RIBA South Conservation Group: Brickwork repairs to Crystal Palace subway

Join the RIBA South Conservation Group to hear David Pope talk about the brickwork repairs to the Crystal Palace subway.

The RIBA South Conservation Group invite you to hear David Pope talk about the brickwork repairs to the Crystal Palace Subway. The lecture will take an in-depth look at the recent restoration of Crystal Palace subway - an iconic Victorian brick-built building in south London.

This is an opportunity to discuss the challenges associated with restoring such a complex brick building. As well as the key points that architects could reflect on if they were to be involved in the restoration or conservation of brick buildings in the future.

About the speaker

David Pope runs Ernest Barnes Ltd, a company with over forty years of experience undertaking specialist brick and flint repairs to historic buildings. The company believes strongly in the philosophy of minimum intervention. It prides itself in its ability to interpret brick and flint buildings, to understand a building’s significance, and apply appropriate conservation philosophies.

With an extensive portfolio covering over 500 years of architectural heritage, they are recognised within the industry for their skills, knowledge, and experience. Working extensively for the National Trust and leading heritage organisations, they are the only UK based conservation specialist to have conserved several Commonwealth War Graves cemetery walls across the Somme in France.

David also acts as a consultant on leading conservation projects and is currently the historic brickwork consultant for the Crystal Palace Subway Restoration project. David’s other passion is the transfer of skills and knowledge between experienced practitioners and emerging conservators.

About Crystal Palace subway

The Crystal Palace subway, is situated beneath the Crystal Palace Parade.
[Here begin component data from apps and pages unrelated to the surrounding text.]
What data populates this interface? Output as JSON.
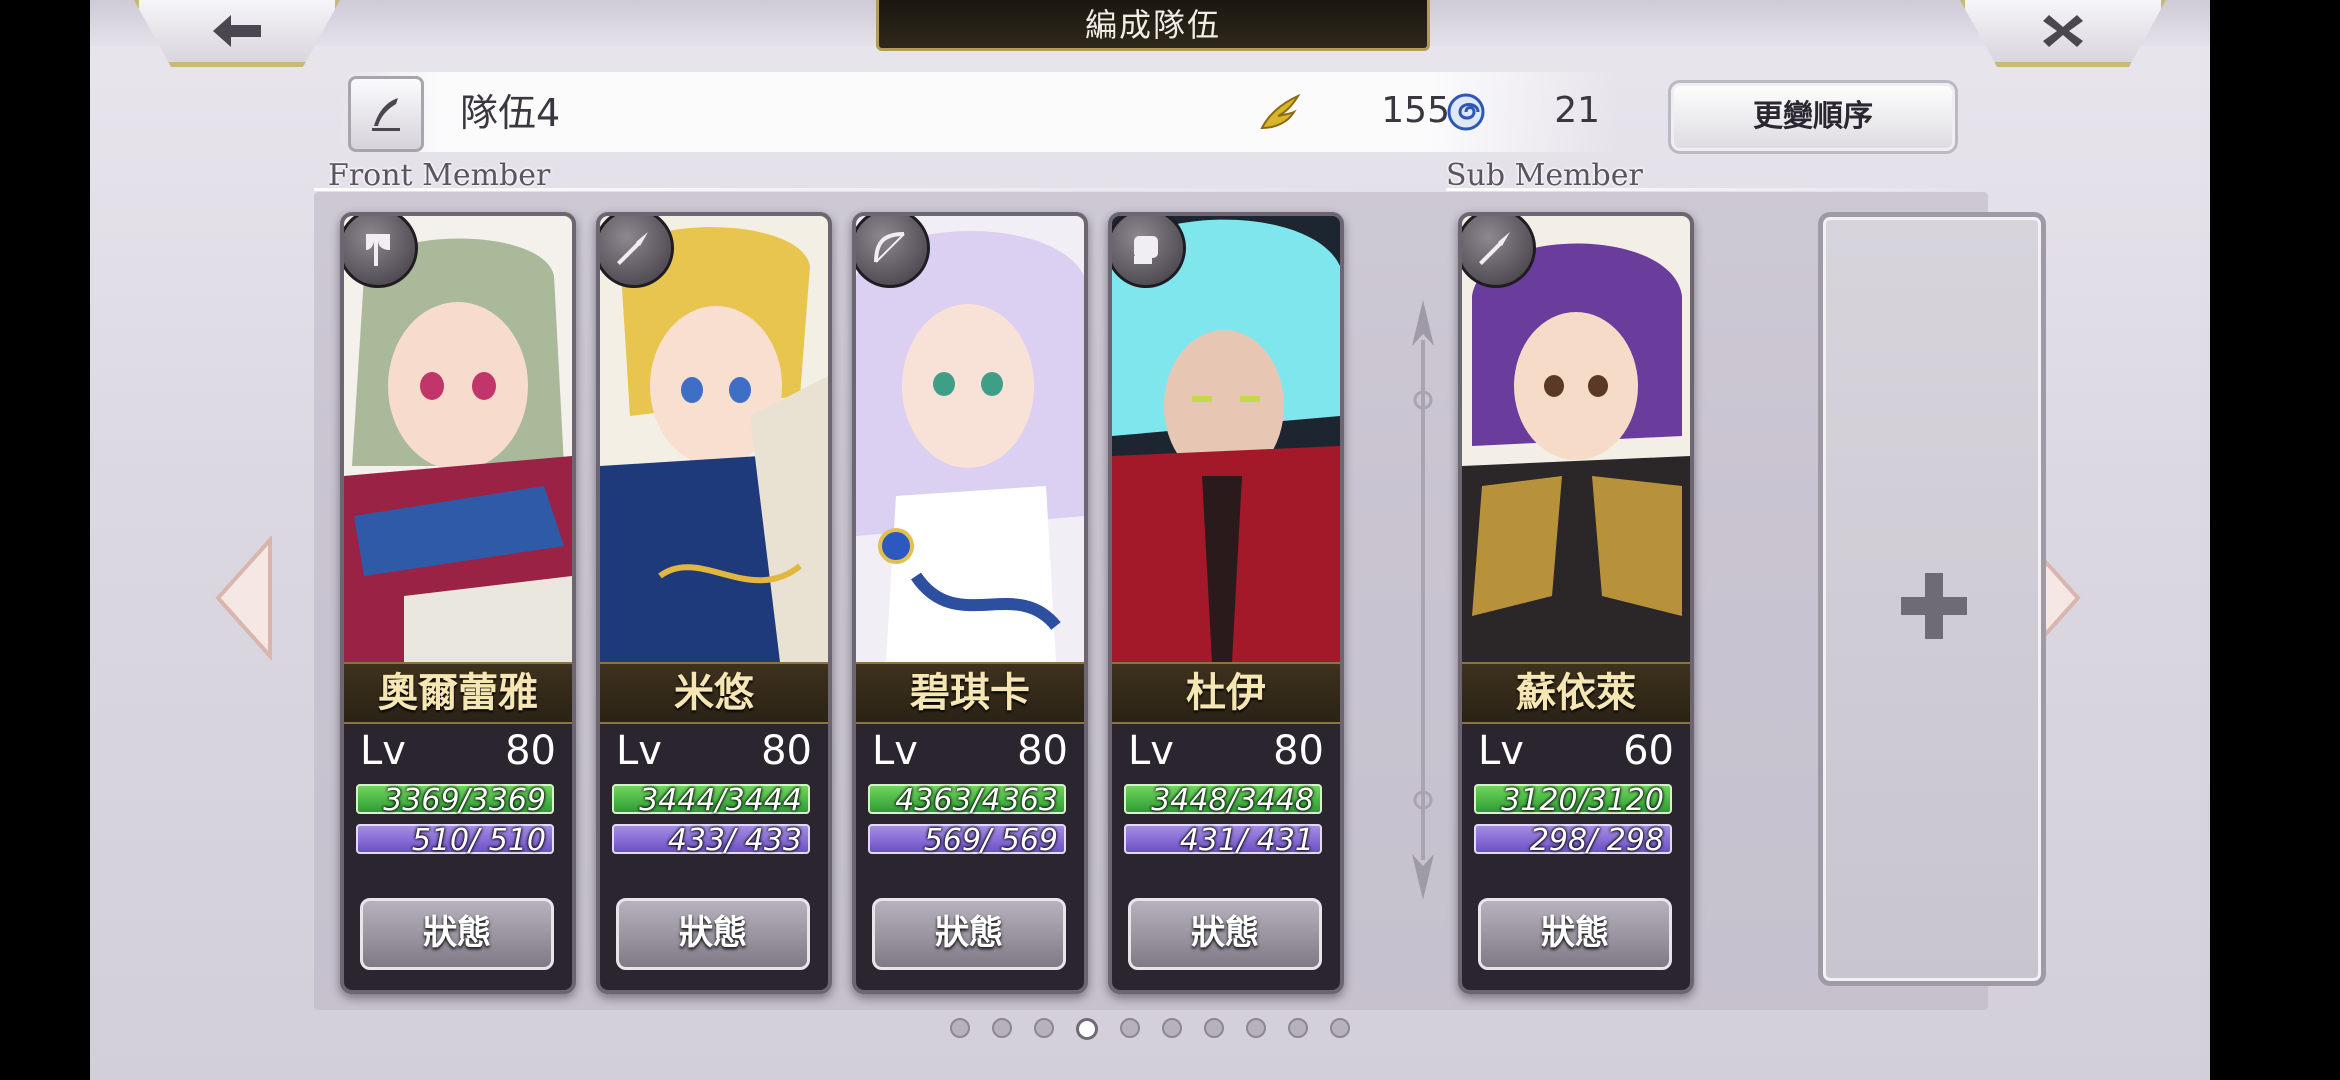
{
  "header": {
    "title": "編成隊伍"
  },
  "team": {
    "name": "隊伍4",
    "stat_wing": "155",
    "stat_spiral": "21",
    "order_button": "更變順序"
  },
  "sections": {
    "front": "Front Member",
    "sub": "Sub Member"
  },
  "front_members": [
    {
      "name": "奧爾蕾雅",
      "lv_label": "Lv",
      "lv": "80",
      "hp": "3369/3369",
      "mp": "510/ 510",
      "status_button": "狀態",
      "weapon_icon": "axe-icon"
    },
    {
      "name": "米悠",
      "lv_label": "Lv",
      "lv": "80",
      "hp": "3444/3444",
      "mp": "433/ 433",
      "status_button": "狀態",
      "weapon_icon": "spear-icon"
    },
    {
      "name": "碧琪卡",
      "lv_label": "Lv",
      "lv": "80",
      "hp": "4363/4363",
      "mp": "569/ 569",
      "status_button": "狀態",
      "weapon_icon": "bow-icon"
    },
    {
      "name": "杜伊",
      "lv_label": "Lv",
      "lv": "80",
      "hp": "3448/3448",
      "mp": "431/ 431",
      "status_button": "狀態",
      "weapon_icon": "fist-icon"
    }
  ],
  "sub_members": [
    {
      "name": "蘇依萊",
      "lv_label": "Lv",
      "lv": "60",
      "hp": "3120/3120",
      "mp": "298/ 298",
      "status_button": "狀態",
      "weapon_icon": "spear-icon"
    }
  ],
  "pager": {
    "total": 10,
    "active": 4
  },
  "colors": {
    "hp_bar": "#3fae3f",
    "mp_bar": "#7b5fd0",
    "name_plate": "#2a2216",
    "gold": "#c9b87a"
  }
}
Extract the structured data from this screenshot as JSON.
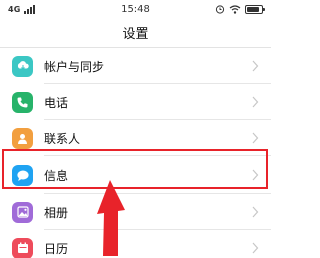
{
  "status_bar": {
    "network": "4G",
    "time": "15:48",
    "battery_level": 0.85,
    "icons": [
      "signal-icon",
      "alarm-icon",
      "wifi-icon",
      "battery-icon"
    ]
  },
  "header": {
    "title": "设置"
  },
  "settings_items": [
    {
      "label": "帐户与同步",
      "icon": "sync-icon",
      "color": "#3bc7c4"
    },
    {
      "label": "电话",
      "icon": "phone-icon",
      "color": "#27b36a"
    },
    {
      "label": "联系人",
      "icon": "contacts-icon",
      "color": "#f29f3f"
    },
    {
      "label": "信息",
      "icon": "message-icon",
      "color": "#1fa3f2"
    },
    {
      "label": "相册",
      "icon": "gallery-icon",
      "color": "#a06bd8"
    },
    {
      "label": "日历",
      "icon": "calendar-icon",
      "color": "#ee4b5b"
    }
  ],
  "annotation": {
    "highlight_color": "#e8232a"
  }
}
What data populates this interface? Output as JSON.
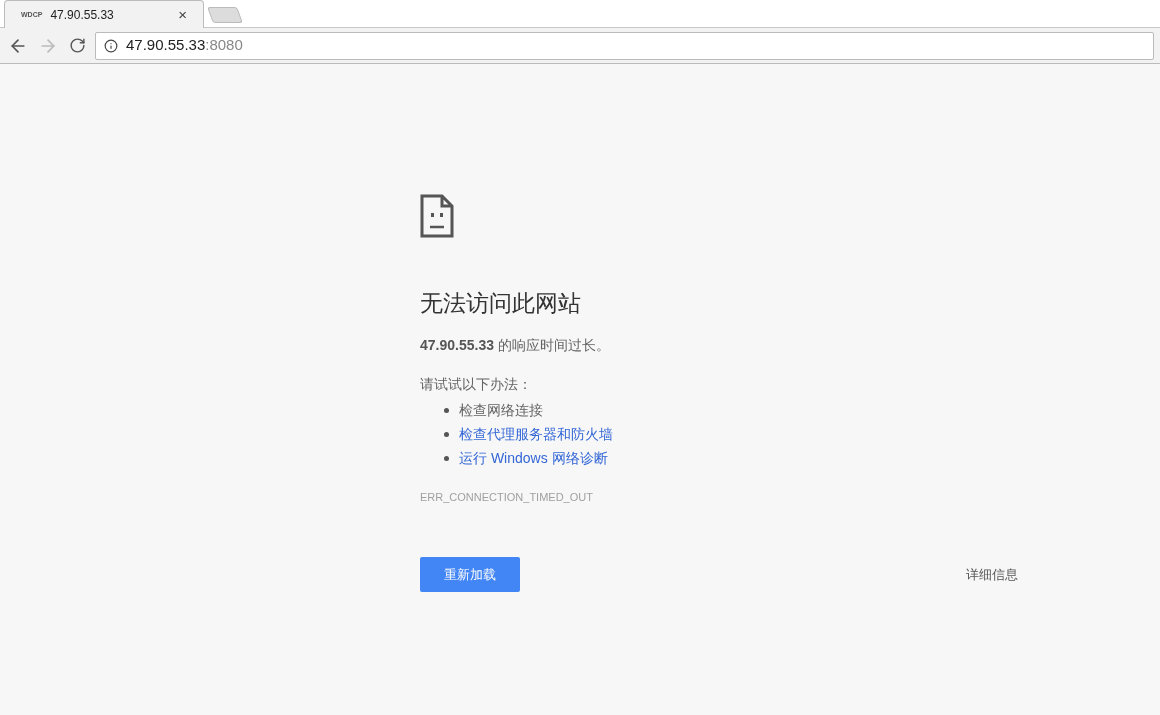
{
  "tabs": [
    {
      "favicon_text": "WDCP",
      "title": "47.90.55.33",
      "close": "×",
      "selected": true
    }
  ],
  "address_bar": {
    "host": "47.90.55.33",
    "port": ":8080"
  },
  "error": {
    "title": "无法访问此网站",
    "message": "**47.90.55.33** 的响应时间过长。",
    "suggestions_heading": "请试试以下办法：",
    "suggestions": [
      {
        "kind": "text",
        "text": "检查网络连接"
      },
      {
        "kind": "link",
        "text": "检查代理服务器和防火墙"
      },
      {
        "kind": "link",
        "text": "运行 Windows 网络诊断"
      }
    ],
    "code": "ERR_CONNECTION_TIMED_OUT",
    "reload_button": "重新加载",
    "details_button": "详细信息"
  }
}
Its purpose was to serve as an entryway to the Crystal Palace, a structure made of cast iron and plate glass that was initially constructed in Hyde Park for the Great Exhibition of 1851.